Israel and the international community should hold negotiations with Hamas and continue to fund the Palestinian Authority rather than boycotting it, former foreign minister Shlomo Ben-Ami said Sunday.
"I think financial aid must be given to Hamas," Ben-Ami told a packed audience at the American Colony Hotel in east Jerusalem. "Giving to NGO's will not solve the problem. You cannot call for democracy in the Arab world and then punish the people who are elected," he said, speaking at the launching of his new book, Scars of War, Wounds of Peace: The Israeli-Arab Tragedy.
Ben-Ami expressed strong criticism of Acting Prime Minister Ehud Olmert's convergence plan for unilateral withdrawal from parts of the West Bank, saying it would not be accepted abroad or bring security to Israel.
"The convergence plan is based on fallacies," said Ben-Ami. "[Olmert] assumes that if he fails to reach a settlement with the PA - and the PA for him is Abu Mazen [PA Chairman Mahmoud Abbas] - the international community will accept his unilaterally defined borders as final borders.

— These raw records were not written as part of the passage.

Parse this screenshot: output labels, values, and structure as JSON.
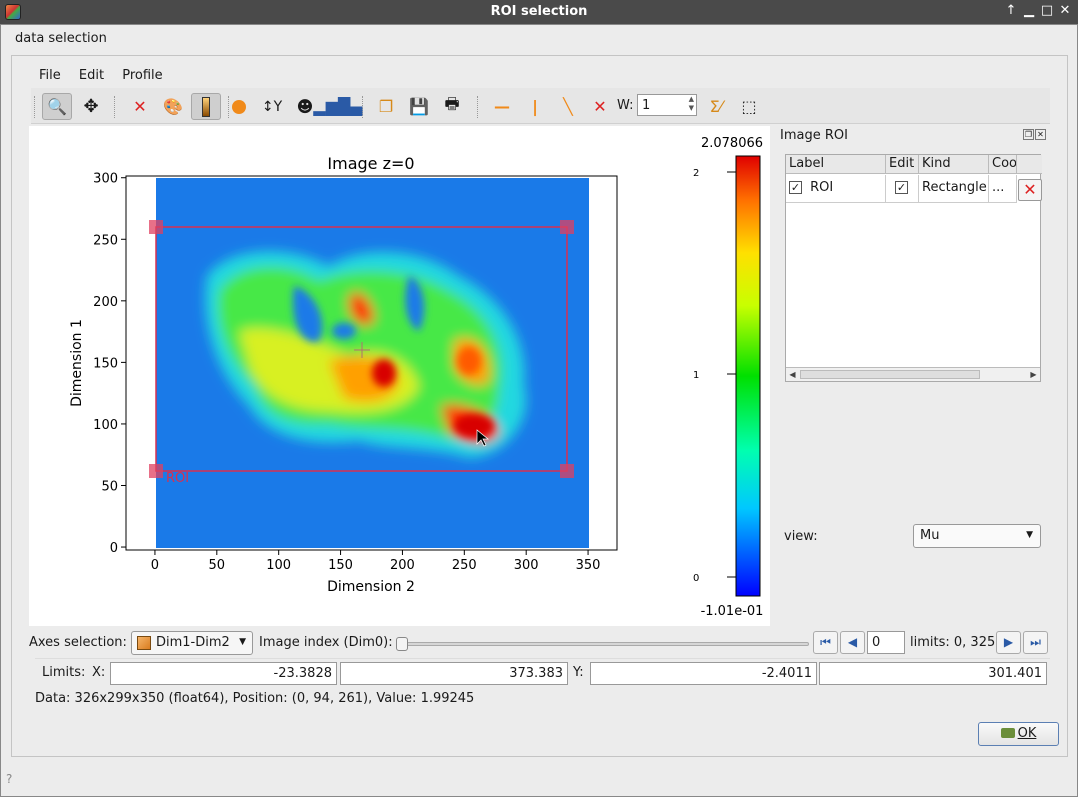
{
  "window": {
    "title": "ROI selection"
  },
  "menubar": {
    "data_selection": "data selection"
  },
  "inner_menu": {
    "file": "File",
    "edit": "Edit",
    "profile": "Profile"
  },
  "toolbar": {
    "width_label": "W:",
    "width_value": "1"
  },
  "plot": {
    "title": "Image z=0",
    "xlabel": "Dimension 2",
    "ylabel": "Dimension 1",
    "xticks": [
      "0",
      "50",
      "100",
      "150",
      "200",
      "250",
      "300",
      "350"
    ],
    "yticks": [
      "0",
      "50",
      "100",
      "150",
      "200",
      "250",
      "300"
    ],
    "roi_label": "ROI"
  },
  "colorbar": {
    "max_label": "2.078066",
    "min_label": "-1.01e-01",
    "ticks": [
      "2",
      "1",
      "0"
    ]
  },
  "chart_data": {
    "type": "heatmap",
    "title": "Image z=0",
    "xlabel": "Dimension 2",
    "ylabel": "Dimension 1",
    "xlim": [
      -23.3828,
      373.383
    ],
    "ylim": [
      -2.4011,
      301.401
    ],
    "colormap_range": [
      -0.101,
      2.078066
    ],
    "roi": {
      "kind": "Rectangle",
      "x": [
        0,
        333
      ],
      "y": [
        63,
        261
      ]
    }
  },
  "roi_panel": {
    "title": "Image ROI",
    "columns": [
      "Label",
      "Edit",
      "Kind",
      "Coo"
    ],
    "row": {
      "label": "ROI",
      "kind": "Rectangle",
      "coords": "..."
    },
    "view_label": "view:",
    "view_value": "Mu"
  },
  "axes": {
    "label": "Axes selection:",
    "value": "Dim1-Dim2",
    "image_index_label": "Image index (Dim0):",
    "frame_value": "0",
    "limits_text": "limits: 0, 325"
  },
  "limits": {
    "label": "Limits:",
    "x_label": "X:",
    "x_min": "-23.3828",
    "x_max": "373.383",
    "y_label": "Y:",
    "y_min": "-2.4011",
    "y_max": "301.401"
  },
  "status": {
    "text": "Data: 326x299x350 (float64), Position: (0, 94, 261), Value: 1.99245"
  },
  "ok_button": {
    "label": "OK"
  }
}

They will not," he said.
Ben-Ami drew a parallel between withdrawal from the West Bank and Israel's withdrawal from the security zone in southern Lebanon. "All the years we held a security zone, we did not achieve the level of quiet that we have had since we returned to internationally accepted borders," he said. "Withdrawing to unilateral borders that include settlement blocs is not going to give us security."
After a career teaching modern history at Tel Aviv University, Ben-Ami was appointed Israel's ambassador to Spain in 1987. In 1996 he entered politics, becoming minister of internal security in 1999 and minister of foreign affairs in 2000.
Ben-Ami said Israel's policy of unilateralism was not new. "The Israeli tradition of playing chess with ourselves has existed for many years," he said. "It's painful to depart from that tradition."
Israel could keep Jewish settlement blocs in the West Bank if this was negotiated with the Palestinians, he said. "The Clinton plan gave the Palestinians compensation and a land swap," said Ben-Ami. "But the Bush letter to [Prime Minister Ariel] Sharon is like the Balfour Declaration. It only tells Jews what they will get and ignores the other side." Ben-Ami said that borders set unilaterally would be illegitimate. President George Bush's letter of April 14, 2004 expressed understanding for Israel's need to retain some West Bank settlements.
Ben-Ami said the idea of spreading democracy in the Arab world was "based on a major conceptual mistake of the Neocons. They thought that if you give the Arabs a choice to vote, they will chose what you want. But if you give the vote today to Egyptians they will bring in an Islamist government which is not friendly to either the US or Israel."
Hamas, he said, was different. "Hamas is not al-Qaida. It is an organization that has used terror in the service of well-defined national goals... You can argue the means are inadmissible, but the rationale is essentially nationalistic," he said.
Instead of isolating Hamas, it should be pressured to accepting an Arab-drafted peace offer, said Ben-Ami. "If, for example, Israel would reach an end-game plan with the Palestinians based on the Saudi Initiative - which is part of the road map - then Hamas would be isolated by the Arab world if they don't follow through with it." According to Ben-Ami, diplomatic and financial isolation of Hamas will only cause it to "return to social work and terror."
Ben-Ami said Hamas should be required to meet two conditions for the renewal of diplomatic negotiations and to have relations with Israel and the international community: acceptance of a two-state solution and halting terror.
Nicholas Pelham, a senior Jerusalem-based analyst for the International Crisis Group, agreed with Ben-Ami's assessment.
"Cutting aid to the Palestinian Authority is certain to lead to more violence, not less," said Pelham. "Israel and the international community should find a formula for interacting with the Palestinian Authority."
Ben-Ami suggested that negotiations with the Hamas-led PA could begin without it extending formal recognition to the Jewish state.
"I think if Hamas offered a long-term cease-fire long ago, in contradiction to their basic ideology, then negotiations will likely lead them further," Ben-Ami said. But, he said, "they cannot be expected to change their long-standing policy... about accepting Israel without signs of a quid pro quo."
Pelham said that the ideological differences between the two sides were a matter of semantics. "Israel and the international community need to focus on deeds rather than words," he said. "Under Fatah, there was a commitment to nonviolence but a reality of violence. The test for Hamas is whether or not it can deliver a cessation of violence, not promises which can be kept one day and broken the next."
Pelham said Hamas has generally adhered to the cease-fire it declared in March 2005, in contrast to other Palestinian factions, including Fatah.